### Records to use
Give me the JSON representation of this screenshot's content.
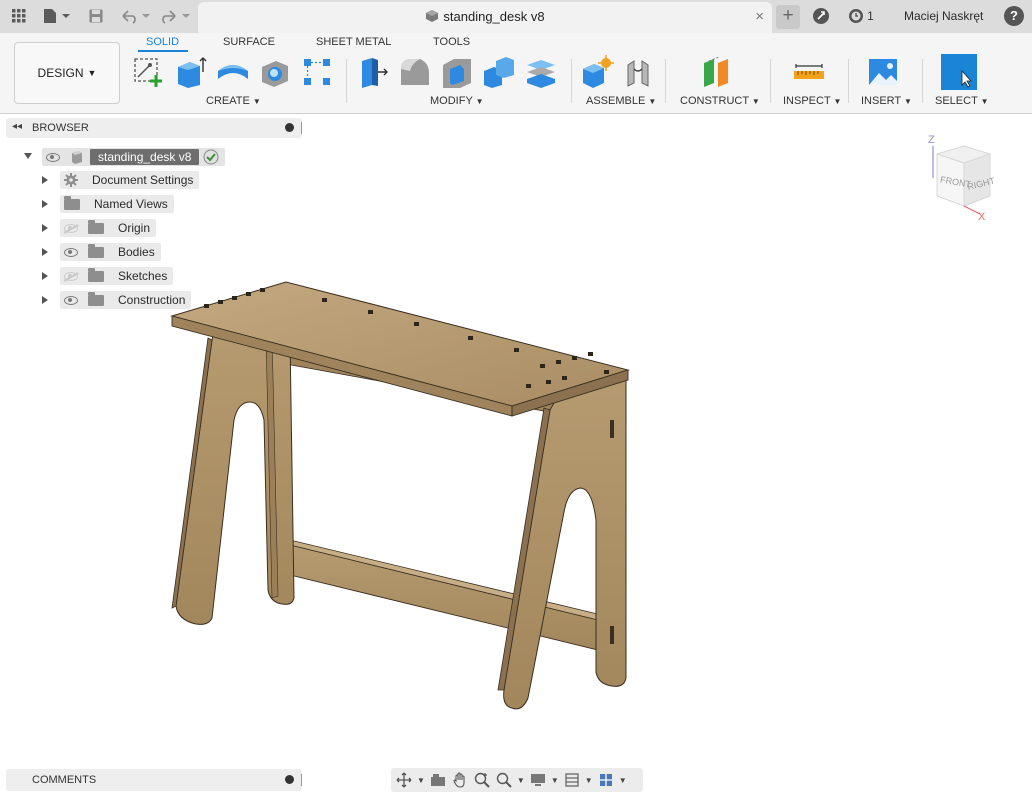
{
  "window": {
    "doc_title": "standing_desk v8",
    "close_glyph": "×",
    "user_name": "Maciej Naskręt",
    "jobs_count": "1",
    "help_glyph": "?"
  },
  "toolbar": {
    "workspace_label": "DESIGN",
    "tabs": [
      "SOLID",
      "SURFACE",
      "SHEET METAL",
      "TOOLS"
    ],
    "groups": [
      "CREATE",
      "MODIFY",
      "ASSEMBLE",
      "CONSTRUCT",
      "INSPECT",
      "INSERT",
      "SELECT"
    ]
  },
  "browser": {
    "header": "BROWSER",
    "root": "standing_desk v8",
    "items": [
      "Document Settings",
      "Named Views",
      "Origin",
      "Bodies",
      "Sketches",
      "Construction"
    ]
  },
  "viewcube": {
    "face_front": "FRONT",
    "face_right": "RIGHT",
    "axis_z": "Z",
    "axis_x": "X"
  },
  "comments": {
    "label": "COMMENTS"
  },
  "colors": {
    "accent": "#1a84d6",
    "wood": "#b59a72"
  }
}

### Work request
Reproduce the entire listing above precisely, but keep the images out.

### Answer space
Give me the JSON representation of this screenshot's content.
{
  "window": {
    "doc_title": "standing_desk v8",
    "close_glyph": "×",
    "user_name": "Maciej Naskręt",
    "jobs_count": "1",
    "help_glyph": "?"
  },
  "toolbar": {
    "workspace_label": "DESIGN",
    "tabs": [
      "SOLID",
      "SURFACE",
      "SHEET METAL",
      "TOOLS"
    ],
    "groups": [
      "CREATE",
      "MODIFY",
      "ASSEMBLE",
      "CONSTRUCT",
      "INSPECT",
      "INSERT",
      "SELECT"
    ]
  },
  "browser": {
    "header": "BROWSER",
    "root": "standing_desk v8",
    "items": [
      "Document Settings",
      "Named Views",
      "Origin",
      "Bodies",
      "Sketches",
      "Construction"
    ]
  },
  "viewcube": {
    "face_front": "FRONT",
    "face_right": "RIGHT",
    "axis_z": "Z",
    "axis_x": "X"
  },
  "comments": {
    "label": "COMMENTS"
  },
  "colors": {
    "accent": "#1a84d6",
    "wood": "#b59a72"
  }
}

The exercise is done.